Serpentine Gallery Pavilion 2012 Designed by Herzog & de Meuron and Ai Weiwei 1 June - 14 October 2012 The design team responsible for the celebrated Beijing National Stadium, which was built for the 2008 Olympic Games and won the prestigious RIBA Lubetkin Prize, came together again in London in 2012 in a special development of the Serpentine's acclaimed annual commission. Open from June to October 2012, the Pavilion was presented as part of the London 2012 Festival, the culmination of the Cultural Olympiad. The Pavilion is Herzog & de Meuron and Ai Weiwei's first collaborative built structure in the UK. This year's pavilion takes visitors beneath the Serpentine's lawn to explore the hidden history of its previous pavilions. The Serpentine Gallery Pavilion operates as a public space and as a venue for Park Nights, the gallery's high-profile programme of public talks and events. The 2012 Pavilion has been purchased by Usha and Lakshmi N. 'This is, quite simply, the best summer Pavilion there's been at the Serpentine' - Time Out
Busan Cinema Centre by Coop Himmelb(l)au Architects Coop Himmelb(l)au have completed a film and theatre centre in South Korea with a steel and glass cantilever that's wider than the wings of an Airbus A380 (+ slideshow). As the home to the Busan International Film Festival (BIFF), the Busan Cinema Centre sandwiches a 4000-seat outdoor cinema between the two halves of the building, while the column-free roof measures 85 metres from end to end. "Once we build architecture like aircraft wings we will no longer need columns," Coop Himmelb(l)au Principal Wolf D.Prix told Dezeen. LED lights glow from behind the canopy's glass underside, creating a rainbow of colours over the heads of visitors and guests arriving across the public square at the front of the complex. A funnel-like structure punctures the roof on one side, while a ramp spirals around it to create a red carpet route into the reception hall in the south-eastern block. See all our stories about Coop Himmelb(l)au » Photography is by Duccio Malagamba. Project Description
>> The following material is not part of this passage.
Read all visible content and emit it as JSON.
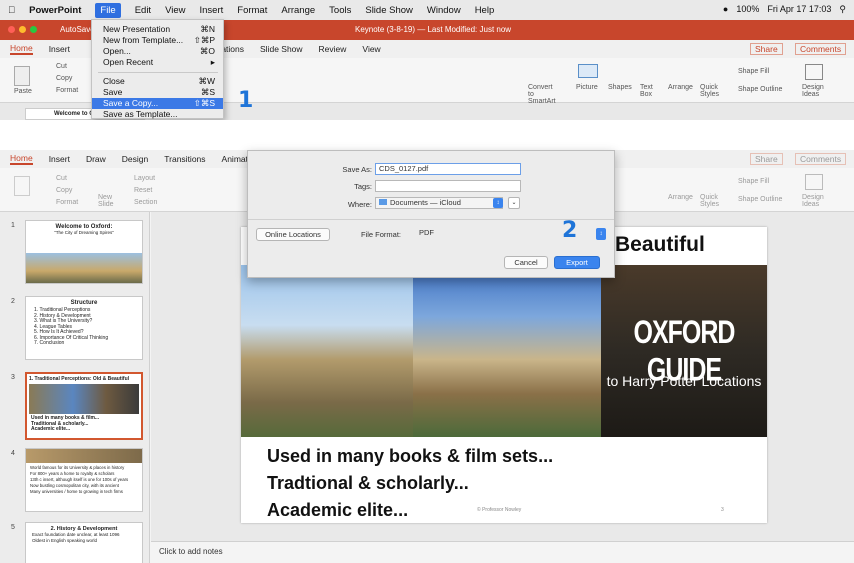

Wood & White Swirl: Winding Up a Unique Spiral Staircase Anyone else reminded of a chocolate-and-vanilla swirl ice-cream cone In isolation, this stairwell looks like a work of art – a winding multi-story sculpture composed of rhythmic wood steps and a sweeping white curve. More remarkable than the staircase and handrail, though, are the way they wind into the rest of this interior design. Wood and white are, in fact, core themes throughout each space. The two separate material planes begin to take on an infinite set of visual possibilities as one moves up the stairs, changing in relation to one another with each new step and corresponding perspective. The solid-white side rail also serves as a light well, bouncing natural light from one floor to the next up this central winding space, but without detracting from the warm, rich, dark and heavy feel of the wooden risers and treads.
Château de Chillon The Château de Chillon (Chillon Castle) is an island castle located on the shore of Lake Geneva in the commune of Veytaux, at the eastern end of the lake, 3 km from Montreux, Switzerland. The castle consists of 100 independent buildings that were gradually connected to become the building as it stands now. History Chillon Castle during the late 19th century, viewed from east The oldest parts of the castle have not been definitively dated, but the first written record of the castle is in 1160 or 1005. From the mid 12th century, the castle was home to the Counts of Savoy, and it was greatly expanded in the 13th century by Pietro II. It was made popular by Lord Byron, who wrote the poem The Prisoner Of Chillon (1816) about François de Bonivard, a Genevois monk and politician who was imprisoned there from 1530 to 1536; Byron also carved his name on a pillar of the dungeon. Today Chillon is currently open to the public for visits and tours. See also
diethelm & spillmann: passivhaus vogel, switzerland sep 24, 2010 diethelm & spillmann: passivhaus vogel, switzerland passivhaus vogel, switzerland by diethelm & spillmann all images courtesy diethelm & spillmann swiss architects diethelm & spillmann recently completed passivhaus vogel in mostelberg, switzerland. the location of the passivhaus affords views of the surrounding mountainous landscape. the living area is raised above the ground and rests on an unheated base, which accommodates the garage and cellar spaces. since building regulations only allowed a two-story structure, the house extends horizontally, creating its characteristic projection. in the interior, silver coated plaster is combined with unrefined wooden panels made from larch wood. outside, a layer of darkly varnished wooden cladding envelopes the structure, which is to appear in its form as a single roof. the roof is fully fitted with photovoltaic an solar panels. exploded view section view floor plan project info: ridhika naidoo I designboom